Marketing automation technology doesn’t see your face but it has your digital identity and recognizes you’re a returning visitor. You may be anonymous without a name in the database but the technology knows your primary interests based on past digital behavior and offers information (no different than in-store personnel)based on the assumption of repeat or related new product interest. A relationship of trust in the offline real-world is established the same as in the online virtual-world. No matter which realm, the seller needs to be respectful of buyers or the likelihood of a return (on or offline) decreases.
Marketers have a responsibility to respect your privacy, present only relevant and wanted information based on expressed interest, and IF they’re effective marketers who use data-driven intelligence they’ll treat us, the consumer, in the way we expect and deserve.
The new millennium is all about data-driven marketing. Some veteran marketers refuse to accept this reality, many kicking and screaming into the new millennium. Resistance is futile. The theoretic Pandora’s box has been opened and there’s no putting the genie back in the bottle. Whether you like it or not, Marketing – once art – is now Data-Driven Science MORE than art.
Stay tuned for next week’s Data-Driven Marketers: Part 2 on how NOT to use marketing automation technology. True stories of how marketing automation done WRONG cramps my style.
In the mean time check out this video on demand that provides a flavor of marketing automation at its best – courtesy of d.Mark’s automation partner, Act-On.
And – for kicks & giggles more on the Jetsons below – for reminiscing baby boomers or millennials eager to learn what baby boomer’s once thought unimaginable for at least 100 years.

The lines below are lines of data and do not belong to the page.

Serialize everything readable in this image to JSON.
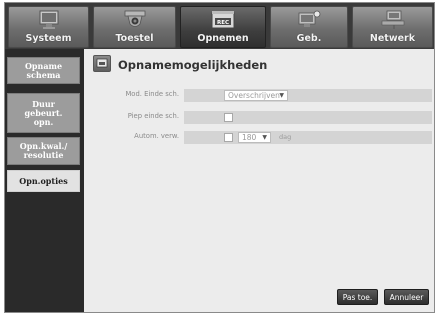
{
  "tabs": [
    {
      "label": "Systeem",
      "icon": "monitor-icon"
    },
    {
      "label": "Toestel",
      "icon": "camera-icon"
    },
    {
      "label": "Opnemen",
      "icon": "rec-icon",
      "badge": "REC"
    },
    {
      "label": "Geb.",
      "icon": "event-icon"
    },
    {
      "label": "Netwerk",
      "icon": "network-icon"
    }
  ],
  "menu": [
    {
      "label": "Opname\nschema"
    },
    {
      "label": "Duur\ngebeurt.\nopn."
    },
    {
      "label": "Opn.kwal./\nresolutie"
    },
    {
      "label": "Opn.opties"
    }
  ],
  "page": {
    "title": "Opnamemogelijkheden"
  },
  "settings": {
    "mode_end_label": "Mod. Einde sch.",
    "mode_end_value": "Overschrijven",
    "beep_end_label": "Piep einde sch.",
    "auto_delete_label": "Autom. verw.",
    "auto_delete_days": "180",
    "days_unit": "dag"
  },
  "buttons": {
    "apply": "Pas toe.",
    "cancel": "Annuleer"
  },
  "colors": {
    "active_menu": "#e2e2e2",
    "menu": "#9c9c9c",
    "panel": "#ececec",
    "band": "#d4d4d4"
  }
}
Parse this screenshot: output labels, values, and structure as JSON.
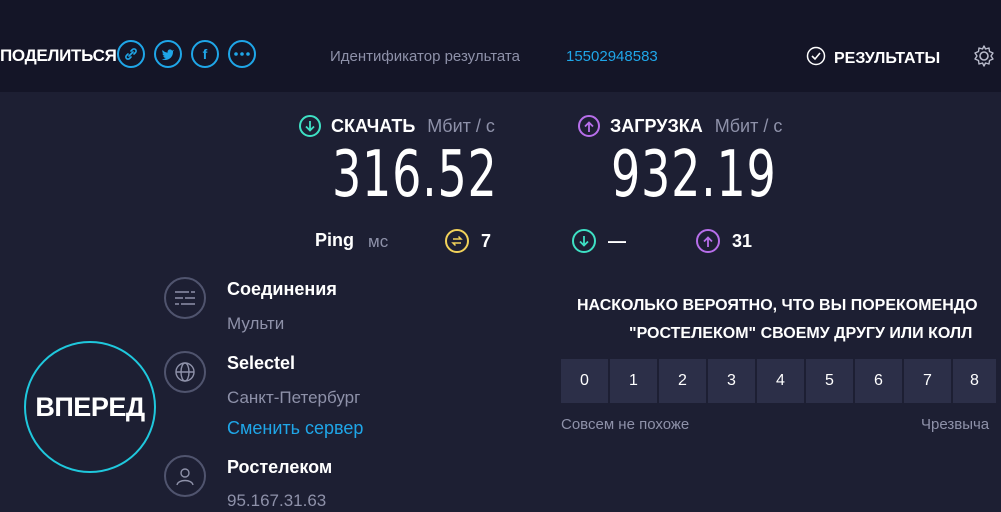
{
  "header": {
    "share_label": "ПОДЕЛИТЬСЯ",
    "share_icons": [
      "link-icon",
      "twitter-icon",
      "facebook-icon",
      "more-icon"
    ],
    "result_id_label": "Идентификатор результата",
    "result_id_value": "15502948583",
    "results_label": "РЕЗУЛЬТАТЫ"
  },
  "download": {
    "label": "СКАЧАТЬ",
    "unit": "Мбит / с",
    "value": "316.52",
    "color": "#3ee0c4"
  },
  "upload": {
    "label": "ЗАГРУЗКА",
    "unit": "Мбит / с",
    "value": "932.19",
    "color": "#b76eea"
  },
  "ping": {
    "label": "Ping",
    "unit": "мс",
    "idle": "7",
    "download": "—",
    "upload": "31",
    "idle_color": "#f2d25a"
  },
  "connections": {
    "title": "Соединения",
    "value": "Мульти"
  },
  "server": {
    "name": "Selectel",
    "location": "Санкт-Петербург",
    "change_label": "Сменить сервер"
  },
  "provider": {
    "name": "Ростелеком",
    "ip": "95.167.31.63"
  },
  "go_button": "ВПЕРЕД",
  "survey": {
    "line1": "НАСКОЛЬКО ВЕРОЯТНО, ЧТО ВЫ ПОРЕКОМЕНДО",
    "line2": "\"РОСТЕЛЕКОМ\" СВОЕМУ ДРУГУ ИЛИ КОЛЛ",
    "ratings": [
      "0",
      "1",
      "2",
      "3",
      "4",
      "5",
      "6",
      "7",
      "8"
    ],
    "low_label": "Совсем не похоже",
    "high_label": "Чрезвыча"
  },
  "colors": {
    "accent": "#1fa6e8",
    "background": "#1d1f33",
    "topbar": "#141527",
    "go_ring": "#1fc8dd"
  }
}
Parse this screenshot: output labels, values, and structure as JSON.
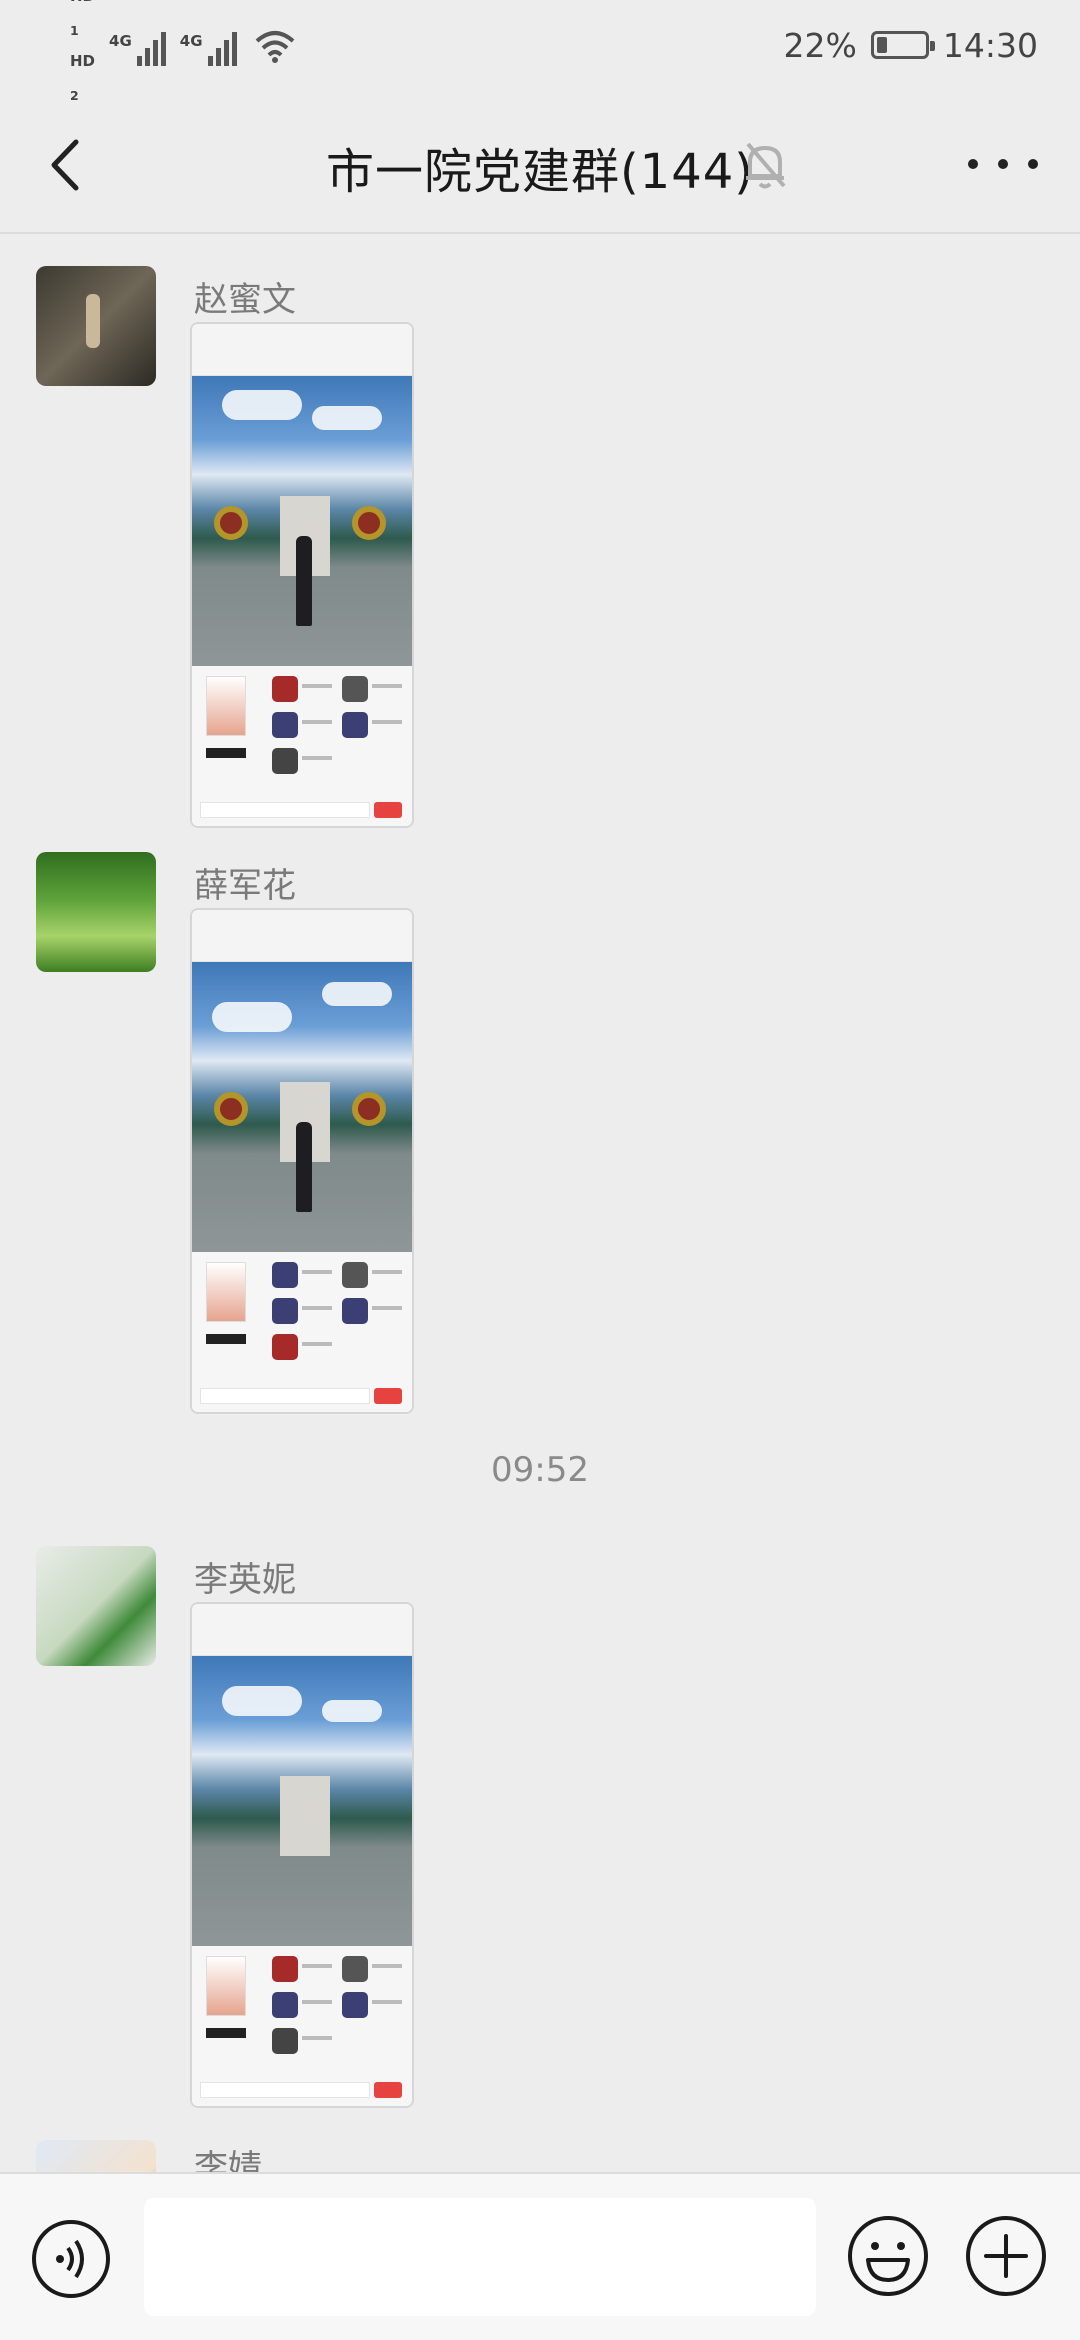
{
  "status_bar": {
    "hd1": "HD",
    "hd1_sub": "1",
    "hd2": "HD",
    "hd2_sub": "2",
    "network1": "4G",
    "network2": "4G",
    "battery_percent": "22%",
    "battery_level": 0.22,
    "time": "14:30"
  },
  "header": {
    "title": "市一院党建群(144)",
    "muted_icon": "bell-muted-icon",
    "back_icon": "chevron-left-icon",
    "more_icon": "more-dots-icon"
  },
  "messages": [
    {
      "sender": "赵蜜文",
      "type": "image"
    },
    {
      "sender": "薛军花",
      "type": "image"
    },
    {
      "sender": "李英妮",
      "type": "image"
    },
    {
      "sender": "李婧",
      "type": "image"
    }
  ],
  "time_separator": "09:52",
  "composer": {
    "voice_icon": "voice-icon",
    "emoji_icon": "emoji-icon",
    "plus_icon": "plus-icon"
  }
}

Special thanks to Tom Fishburne of marketoonist.com for use of his amazing art!